As our little car swooped down the road, fresh spring air swirled in through the open windows and the four of us grinned. Turning a little from the passenger seat, I gleefully asked my daughter sitting behind me, “Well??? What are you going to have?”
We had made plans to go to this restaurant two weeks in advance. I was dressed up. I put on some makeup, remembered my jewelry for once. Even the baby was in a fabulous mood.
I passed my phone with the Yelp version of the menu back to my daughter while I weighed the merits of chicken cooked one way versus another.
We were halfway there when his phone rang.
“Uh-huh. Uh-huh. 7:30? Ok. See you then.” He hung up, turned to me soberly, and said, “We need to head back.”
Do you know how hard it is to get a family of four ready to go out to eat at a nice restaurant?
Do you know how hard it is to explain to a seven-year-old why some things are more important than a promised dinner out?
Do you know how disappointing it is to consider going from a four-and-a-half-star meal (dishes done for you) to a throw-it-together-at-home meal (dishes extra)?
And in that moment, looking into my husband’s eyes, I realized:
I can be a victim, or I can be a partner. It’s my choice.
MY SITUATION IS NOT UNIQUE
I once complained to my mother-in-law that he was always gone in the evenings, that a spiritual emergency here or there would take him away even when I thought our plans were secure.
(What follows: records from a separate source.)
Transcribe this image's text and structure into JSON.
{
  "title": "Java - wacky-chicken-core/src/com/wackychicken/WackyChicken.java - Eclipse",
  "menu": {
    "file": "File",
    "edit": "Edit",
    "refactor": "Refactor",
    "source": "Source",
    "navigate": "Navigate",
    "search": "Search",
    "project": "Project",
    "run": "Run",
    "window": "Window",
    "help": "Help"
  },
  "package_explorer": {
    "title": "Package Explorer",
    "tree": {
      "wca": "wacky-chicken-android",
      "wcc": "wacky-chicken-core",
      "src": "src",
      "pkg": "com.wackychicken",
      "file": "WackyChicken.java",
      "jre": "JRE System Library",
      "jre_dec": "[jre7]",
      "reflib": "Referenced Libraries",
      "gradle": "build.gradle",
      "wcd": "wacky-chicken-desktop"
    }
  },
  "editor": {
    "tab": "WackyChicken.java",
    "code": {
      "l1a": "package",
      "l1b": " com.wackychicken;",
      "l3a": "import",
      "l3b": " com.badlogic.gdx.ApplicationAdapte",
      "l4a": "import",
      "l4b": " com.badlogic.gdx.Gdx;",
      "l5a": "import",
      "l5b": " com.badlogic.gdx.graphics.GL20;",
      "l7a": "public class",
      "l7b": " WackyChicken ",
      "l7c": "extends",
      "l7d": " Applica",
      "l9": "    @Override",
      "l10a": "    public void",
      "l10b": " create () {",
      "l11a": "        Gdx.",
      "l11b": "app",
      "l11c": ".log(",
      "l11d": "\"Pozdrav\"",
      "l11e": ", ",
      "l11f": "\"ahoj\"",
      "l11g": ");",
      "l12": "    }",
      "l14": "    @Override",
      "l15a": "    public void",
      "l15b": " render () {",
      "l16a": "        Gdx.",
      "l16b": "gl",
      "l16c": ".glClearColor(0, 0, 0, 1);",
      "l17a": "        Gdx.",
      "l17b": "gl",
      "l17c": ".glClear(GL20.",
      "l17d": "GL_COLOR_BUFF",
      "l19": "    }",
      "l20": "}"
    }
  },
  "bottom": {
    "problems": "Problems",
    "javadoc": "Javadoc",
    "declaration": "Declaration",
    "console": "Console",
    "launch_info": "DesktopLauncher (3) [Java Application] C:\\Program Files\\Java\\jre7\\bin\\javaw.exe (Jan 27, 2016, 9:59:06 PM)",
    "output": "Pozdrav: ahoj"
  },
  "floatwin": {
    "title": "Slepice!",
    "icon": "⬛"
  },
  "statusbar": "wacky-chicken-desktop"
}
She said to me in a very even voice: “It’s like that for many of us.”
How true that is. My situation is not unique. It applies to anyone whose spouse is on call, whether that’s an ob/gyn going in for a birth, or a professional engineer going in for a system failure, or an architect hitting project deadlines.
It’s really a simple mindset shift.
In most cases, one parent has to be priority: work while the other is priority: family. When one of you is called to an emergency, the other has to steady the ship.
Is the one who holds the hose steady less worthy than the one who sprays the flames?
I chose not to pursue a career rife with emergency because I like to steady the ship. I like to hold the hose. I like to cheer the warrior on and stand on the rooftop waving to the sailor as he returns. Have I mixed enough metaphors yet?
My point is that I can begrudge the bumps in the calendar, or I can be the secret weapon.
I AM THE SECRET WEAPON
I know now when Abouna is called to an emergency–whenever that is–I am also called to step it up. He sacrifices time and energy in a direct way to help fix something. I sacrifice time and energy in indirect ways. In prayer. In reviewing homework assignments and signing off on test papers. In figuring out what he will need when he comes back. In bringing security and peace to our home and our hearts.
As for our fancy dinner out, I chose to be a partner. I chose to model that behavior for my children and make them partners and not victims.
We went to the restaurant anyway. We ordered our meal curbside. The man packaged it carefully and delivered it all the way out to me with the most encouraging smile. We drove home raving about the smell of the food and enjoyed it at our own table, with our own silverware.
And we saved daddy’s portion for him because he had to forgo dinner entirely to help a beloved child of God reinflate a spiritual lung (so to speak).
We snuggled in bed and praised God for our soft and cozy covers and our warm and full bellies. We prayed for Abouna and for the people he was serving.
And when he came home earlier than expected, he found a happy wife to hug him and encourage him and feed him and tell him the rest was in God’s hands.
Because my attitude is critical to the success of our joint endeavors. Because all great adventures start with the right mindset.
And “I am the master of my fate, / I am the captain of my soul.” (Henley)
If you want to read more about my adventures in figuring out what it means to be the wife of a priest, pick up my e-book–Becoming Tasoni: 15 Best Posts on #ThatTasoniLife . I curated for you my 15 favorite posts on the topic from my first two years as tasoni. These are the most honest and raw posts (and a couple of fun ones) that mark my journey from peace to confusion and back to peace. For the price of one venti frappe, you can have coffee with me 15 times!